The first time I read RAOK in a message posted to a genealogy mailing list, I had to ask what the acronym stood for. A subscriber provided the answer. RAOK referred to the sharing of genealogical information. In other words, it's a Random Act of Kindness.
Every genealogist stumbles upon information buried in records and databases that might never be found by someone who needs it. For example, while searching community church records, an entry for an individual who has no ties with the area may be discovered. Perhaps he was killed in an accident or a victim of a shipwreck and was buried in the nearest cemetery. Sharing this information on mailing lists and in other genealogy discussion groups might solve a mystery for someone looking for that individual.
RAOKs also take place when individuals volunteer their time to visit locations for others who can't make the trip. They also do look-ups in books or at their local archives or library. When genealogists help genealogists, everyone benefits.
This is the philosophy behind RAOGK or Random Acts of Genealogical Kindness (http://www.raogk.org/listing.htm), a website linking researchers with volunteers. Anyone searching for genealogy information can browse the list of countries to find someone in their area of interest. Countries are further broken down into provinces or states and specific locations.
The service offered by volunteers is free, but any expenses incurred will be passed on to the researcher. Expenses might include gas, photocopies, postage and parking fees.
RAOGK's success depends equally on their volunteers and those seeking information. Good manners and following the rules are a must. Genealogists should ask volunteers for only the information offered. If a volunteer states they can give an index for a death, but not the obituary, don't ask them to search newspapers for the death announcement.

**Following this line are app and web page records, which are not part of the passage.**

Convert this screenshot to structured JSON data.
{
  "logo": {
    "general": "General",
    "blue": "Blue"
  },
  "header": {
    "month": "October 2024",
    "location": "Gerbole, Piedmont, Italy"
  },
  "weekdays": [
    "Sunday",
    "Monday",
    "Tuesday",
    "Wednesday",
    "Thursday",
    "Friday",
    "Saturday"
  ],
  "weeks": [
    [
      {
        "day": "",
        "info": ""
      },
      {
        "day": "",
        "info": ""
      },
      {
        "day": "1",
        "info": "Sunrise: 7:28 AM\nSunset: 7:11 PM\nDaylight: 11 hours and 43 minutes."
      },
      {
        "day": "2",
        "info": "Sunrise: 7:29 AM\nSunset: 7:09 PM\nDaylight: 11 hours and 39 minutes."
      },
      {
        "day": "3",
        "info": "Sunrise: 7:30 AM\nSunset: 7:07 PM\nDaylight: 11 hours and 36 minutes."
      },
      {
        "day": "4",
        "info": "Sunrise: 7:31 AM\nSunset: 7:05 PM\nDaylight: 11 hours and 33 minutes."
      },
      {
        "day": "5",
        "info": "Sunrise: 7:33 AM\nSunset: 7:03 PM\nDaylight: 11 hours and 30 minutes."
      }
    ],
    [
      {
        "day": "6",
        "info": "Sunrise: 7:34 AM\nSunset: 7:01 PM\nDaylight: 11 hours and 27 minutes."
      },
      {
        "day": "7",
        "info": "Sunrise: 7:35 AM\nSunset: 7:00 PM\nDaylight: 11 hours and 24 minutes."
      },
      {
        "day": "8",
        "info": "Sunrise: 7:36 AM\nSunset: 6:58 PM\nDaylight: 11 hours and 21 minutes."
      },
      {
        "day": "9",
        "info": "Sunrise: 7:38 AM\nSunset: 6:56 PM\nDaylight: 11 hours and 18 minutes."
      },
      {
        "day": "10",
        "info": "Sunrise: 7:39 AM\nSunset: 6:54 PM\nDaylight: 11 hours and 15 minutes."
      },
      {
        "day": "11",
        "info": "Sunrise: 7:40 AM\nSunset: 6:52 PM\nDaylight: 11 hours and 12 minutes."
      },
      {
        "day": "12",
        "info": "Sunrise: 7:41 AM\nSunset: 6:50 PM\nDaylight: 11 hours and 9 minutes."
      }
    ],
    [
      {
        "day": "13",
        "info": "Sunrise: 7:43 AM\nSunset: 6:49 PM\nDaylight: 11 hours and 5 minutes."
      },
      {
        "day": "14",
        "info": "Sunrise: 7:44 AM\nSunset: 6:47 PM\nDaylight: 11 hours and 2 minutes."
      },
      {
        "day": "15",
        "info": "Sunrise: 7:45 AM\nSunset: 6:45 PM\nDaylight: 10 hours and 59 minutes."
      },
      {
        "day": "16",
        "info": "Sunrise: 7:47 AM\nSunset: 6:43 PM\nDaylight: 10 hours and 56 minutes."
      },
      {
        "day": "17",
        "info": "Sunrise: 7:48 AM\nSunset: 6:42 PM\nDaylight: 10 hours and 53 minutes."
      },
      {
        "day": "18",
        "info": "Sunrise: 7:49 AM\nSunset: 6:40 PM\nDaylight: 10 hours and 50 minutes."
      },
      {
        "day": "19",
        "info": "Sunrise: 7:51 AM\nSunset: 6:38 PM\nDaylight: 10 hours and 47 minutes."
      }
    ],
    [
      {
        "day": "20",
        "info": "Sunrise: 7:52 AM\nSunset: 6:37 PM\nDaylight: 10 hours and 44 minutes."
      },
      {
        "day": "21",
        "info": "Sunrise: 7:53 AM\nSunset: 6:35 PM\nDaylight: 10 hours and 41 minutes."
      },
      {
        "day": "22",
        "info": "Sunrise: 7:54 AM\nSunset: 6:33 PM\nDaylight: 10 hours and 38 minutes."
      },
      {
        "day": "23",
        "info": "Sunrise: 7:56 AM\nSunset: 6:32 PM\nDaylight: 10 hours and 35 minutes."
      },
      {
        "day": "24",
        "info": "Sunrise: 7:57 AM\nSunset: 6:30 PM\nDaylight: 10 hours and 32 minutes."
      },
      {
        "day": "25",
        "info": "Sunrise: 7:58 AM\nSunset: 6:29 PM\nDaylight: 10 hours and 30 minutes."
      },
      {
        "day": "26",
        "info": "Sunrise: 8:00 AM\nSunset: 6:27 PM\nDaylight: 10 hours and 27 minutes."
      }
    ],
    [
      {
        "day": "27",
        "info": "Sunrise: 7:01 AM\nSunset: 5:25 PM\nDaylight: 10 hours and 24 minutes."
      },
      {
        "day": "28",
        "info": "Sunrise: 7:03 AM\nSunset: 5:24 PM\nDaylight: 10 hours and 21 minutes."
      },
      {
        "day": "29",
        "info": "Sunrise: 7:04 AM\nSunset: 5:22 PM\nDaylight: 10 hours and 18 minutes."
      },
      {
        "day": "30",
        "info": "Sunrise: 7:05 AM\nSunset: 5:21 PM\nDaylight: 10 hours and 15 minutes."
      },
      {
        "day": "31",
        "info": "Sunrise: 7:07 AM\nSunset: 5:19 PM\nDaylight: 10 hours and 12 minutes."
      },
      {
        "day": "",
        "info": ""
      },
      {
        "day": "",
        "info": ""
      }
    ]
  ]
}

If you live less than 50 miles from the location which you request information, don't ask a volunteer. Some might live further than you do. It's also against the rules to send the same request to two individuals. It's unfair for two people to do the same legwork. For detailed information on what is expected, read the Guidelines for Requesting Information.
Each request is limited to one or two items concerning one or two ancestors. Be concise and state the basic information needed to fulfill the request and what you hope to find. If the volunteer needs more, they'll ask. Do not send an entire GEDCOM or pages of information.
Response times vary from a few hours to two weeks. Keep in mind, holidays, such as Christmas, will slow response times. Volunteers have a life, too, and sometimes, it throws curves. They may also be busy answering other requests. Be patient, and when an answer arrives, remember to thank them for their time and post a message to the Thank You page.
You can also show your appreciation by returning the favour. Perhaps you live near a cemetery, or have access to a database or a local genealogy centre. Many times helping others solve mysteries is just as satisfying as solving your own.
When and where did James Joseph Alexander die? Was it around 1916 in California? James (born 1834, St. Stephen) was the son of Ann McAuley (1796-1869) and Hugh Alexander (1795-1848) who came from Ireland in 1823 and settled in St. Stephen, N.B. James married Hannah Getchell (1838-1872, St. Stephen) in June 1858. He second married Sarah Mariah Yorke in October 1880, Parrsboro.
Contact: Elizabeth Severin
11 Cardinal Terrace, Quispamsis NB,
E2E 1M8; phone: 506-849-3502;
Diana Lynn Tibert is a freelance writer living in Milford. Submit a query. It's free! : RR#1 Milford, Hants County, NS, B0N 1Y0; email: firstname.lastname@example.org